Task requirements:
Nothing but the pictures should be left out when the entries below are duplicated.

Data records:

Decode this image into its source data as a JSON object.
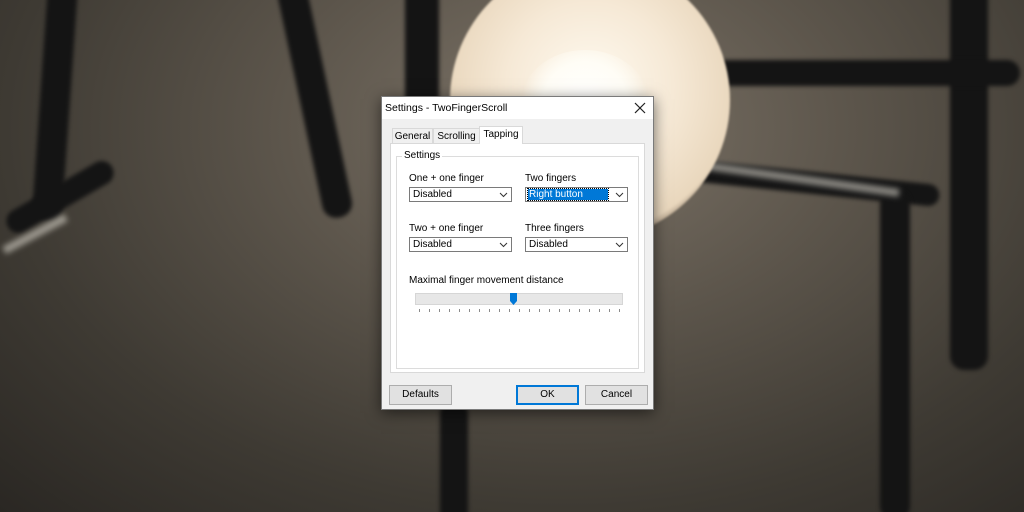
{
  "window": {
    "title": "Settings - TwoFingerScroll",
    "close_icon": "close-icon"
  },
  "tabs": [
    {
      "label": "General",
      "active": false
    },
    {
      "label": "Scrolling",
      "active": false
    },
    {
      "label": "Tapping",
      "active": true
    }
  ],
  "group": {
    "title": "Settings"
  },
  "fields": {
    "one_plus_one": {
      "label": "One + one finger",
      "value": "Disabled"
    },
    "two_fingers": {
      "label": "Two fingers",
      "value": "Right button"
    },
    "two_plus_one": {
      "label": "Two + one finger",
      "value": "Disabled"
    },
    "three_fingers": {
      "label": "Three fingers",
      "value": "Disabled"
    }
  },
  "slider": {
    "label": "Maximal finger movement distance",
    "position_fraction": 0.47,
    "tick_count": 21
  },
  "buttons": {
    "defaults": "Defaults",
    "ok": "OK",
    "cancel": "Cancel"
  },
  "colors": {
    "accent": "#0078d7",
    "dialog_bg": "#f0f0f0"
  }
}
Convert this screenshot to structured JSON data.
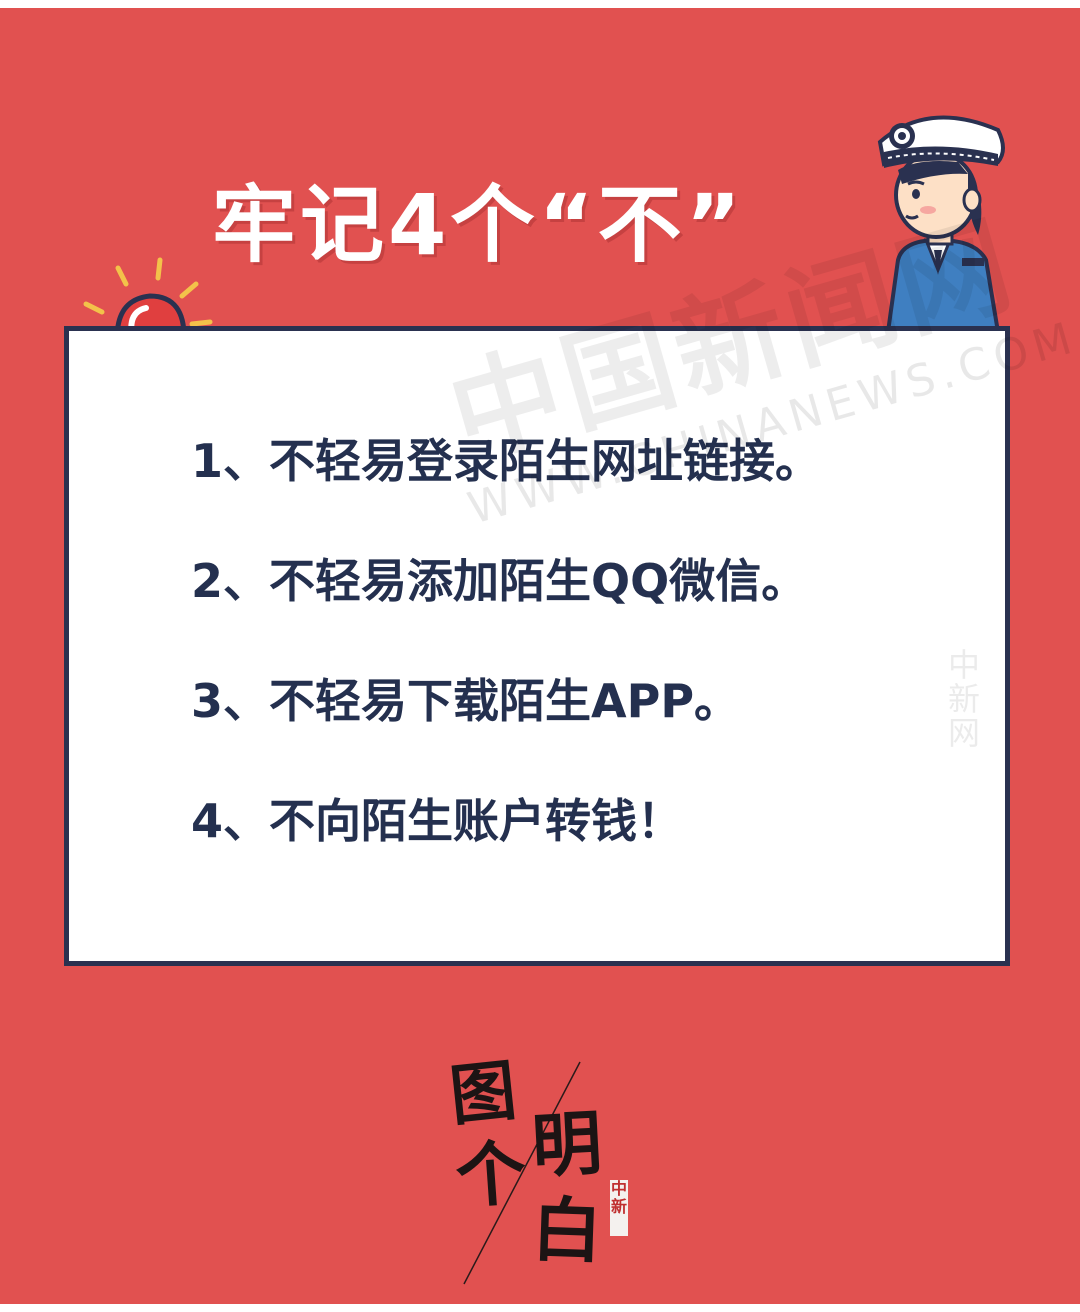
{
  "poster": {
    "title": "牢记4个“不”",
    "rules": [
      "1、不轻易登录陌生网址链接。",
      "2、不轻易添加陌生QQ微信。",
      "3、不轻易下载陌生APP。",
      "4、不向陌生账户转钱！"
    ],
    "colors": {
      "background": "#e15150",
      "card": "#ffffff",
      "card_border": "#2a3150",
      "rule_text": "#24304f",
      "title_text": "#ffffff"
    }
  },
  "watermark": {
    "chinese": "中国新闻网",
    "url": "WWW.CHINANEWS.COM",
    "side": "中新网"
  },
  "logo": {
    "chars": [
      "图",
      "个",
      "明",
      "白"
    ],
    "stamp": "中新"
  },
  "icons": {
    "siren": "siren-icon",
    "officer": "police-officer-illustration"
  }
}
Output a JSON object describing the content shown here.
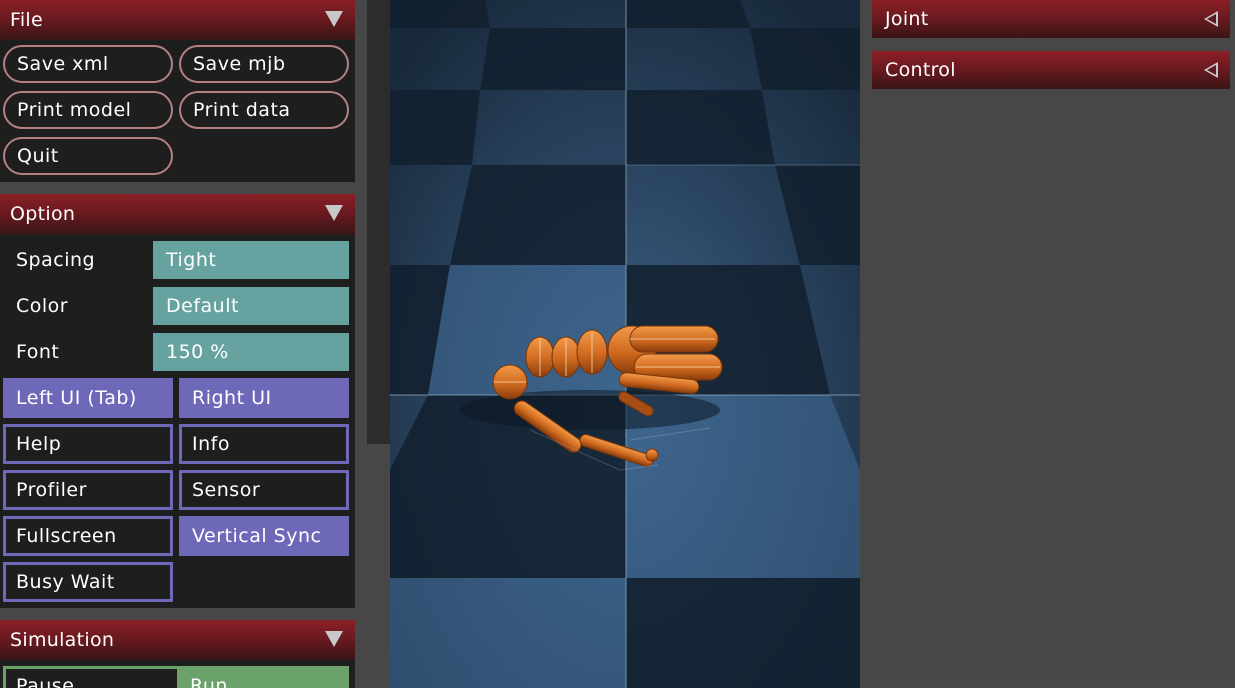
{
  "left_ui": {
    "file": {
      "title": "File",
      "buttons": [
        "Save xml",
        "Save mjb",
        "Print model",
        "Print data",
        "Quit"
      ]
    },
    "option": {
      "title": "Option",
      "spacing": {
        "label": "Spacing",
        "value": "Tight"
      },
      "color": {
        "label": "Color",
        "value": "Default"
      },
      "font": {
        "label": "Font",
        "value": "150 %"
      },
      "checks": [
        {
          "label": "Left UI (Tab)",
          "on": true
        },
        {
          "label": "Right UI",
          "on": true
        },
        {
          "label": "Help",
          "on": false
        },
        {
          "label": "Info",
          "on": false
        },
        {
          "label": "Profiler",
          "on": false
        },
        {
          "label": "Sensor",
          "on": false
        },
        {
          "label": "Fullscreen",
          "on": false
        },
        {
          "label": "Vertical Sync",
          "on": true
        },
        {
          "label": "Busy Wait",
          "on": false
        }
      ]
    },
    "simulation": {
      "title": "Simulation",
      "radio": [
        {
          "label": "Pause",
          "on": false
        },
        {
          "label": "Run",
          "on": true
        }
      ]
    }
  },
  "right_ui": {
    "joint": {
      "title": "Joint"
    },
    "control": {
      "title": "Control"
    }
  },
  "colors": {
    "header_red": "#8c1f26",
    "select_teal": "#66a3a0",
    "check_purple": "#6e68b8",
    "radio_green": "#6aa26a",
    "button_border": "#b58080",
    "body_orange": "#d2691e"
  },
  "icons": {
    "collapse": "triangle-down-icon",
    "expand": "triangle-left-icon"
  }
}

Task output:
Decode this image into its source data as a JSON object.
{
  "window": {
    "title": "Settings - TwoFingerScroll",
    "close_icon": "close-icon"
  },
  "tabs": [
    {
      "label": "General",
      "active": false
    },
    {
      "label": "Scrolling",
      "active": false
    },
    {
      "label": "Tapping",
      "active": true
    }
  ],
  "group": {
    "title": "Settings"
  },
  "fields": {
    "one_plus_one": {
      "label": "One + one finger",
      "value": "Disabled"
    },
    "two_fingers": {
      "label": "Two fingers",
      "value": "Right button"
    },
    "two_plus_one": {
      "label": "Two + one finger",
      "value": "Disabled"
    },
    "three_fingers": {
      "label": "Three fingers",
      "value": "Disabled"
    }
  },
  "slider": {
    "label": "Maximal finger movement distance",
    "position_fraction": 0.47,
    "tick_count": 21
  },
  "buttons": {
    "defaults": "Defaults",
    "ok": "OK",
    "cancel": "Cancel"
  },
  "colors": {
    "accent": "#0078d7",
    "dialog_bg": "#f0f0f0"
  }
}
Convert this screenshot to structured JSON data.
{
  "poster": {
    "title": "牢记4个“不”",
    "rules": [
      "1、不轻易登录陌生网址链接。",
      "2、不轻易添加陌生QQ微信。",
      "3、不轻易下载陌生APP。",
      "4、不向陌生账户转钱！"
    ],
    "colors": {
      "background": "#e15150",
      "card": "#ffffff",
      "card_border": "#2a3150",
      "rule_text": "#24304f",
      "title_text": "#ffffff"
    }
  },
  "watermark": {
    "chinese": "中国新闻网",
    "url": "WWW.CHINANEWS.COM",
    "side": "中新网"
  },
  "logo": {
    "chars": [
      "图",
      "个",
      "明",
      "白"
    ],
    "stamp": "中新"
  },
  "icons": {
    "siren": "siren-icon",
    "officer": "police-officer-illustration"
  }
}
Output a JSON object describing the content shown here.
{
  "left_ui": {
    "file": {
      "title": "File",
      "buttons": [
        "Save xml",
        "Save mjb",
        "Print model",
        "Print data",
        "Quit"
      ]
    },
    "option": {
      "title": "Option",
      "spacing": {
        "label": "Spacing",
        "value": "Tight"
      },
      "color": {
        "label": "Color",
        "value": "Default"
      },
      "font": {
        "label": "Font",
        "value": "150 %"
      },
      "checks": [
        {
          "label": "Left UI (Tab)",
          "on": true
        },
        {
          "label": "Right UI",
          "on": true
        },
        {
          "label": "Help",
          "on": false
        },
        {
          "label": "Info",
          "on": false
        },
        {
          "label": "Profiler",
          "on": false
        },
        {
          "label": "Sensor",
          "on": false
        },
        {
          "label": "Fullscreen",
          "on": false
        },
        {
          "label": "Vertical Sync",
          "on": true
        },
        {
          "label": "Busy Wait",
          "on": false
        }
      ]
    },
    "simulation": {
      "title": "Simulation",
      "radio": [
        {
          "label": "Pause",
          "on": false
        },
        {
          "label": "Run",
          "on": true
        }
      ]
    }
  },
  "right_ui": {
    "joint": {
      "title": "Joint"
    },
    "control": {
      "title": "Control"
    }
  },
  "colors": {
    "header_red": "#8c1f26",
    "select_teal": "#66a3a0",
    "check_purple": "#6e68b8",
    "radio_green": "#6aa26a",
    "button_border": "#b58080",
    "body_orange": "#d2691e"
  },
  "icons": {
    "collapse": "triangle-down-icon",
    "expand": "triangle-left-icon"
  }
}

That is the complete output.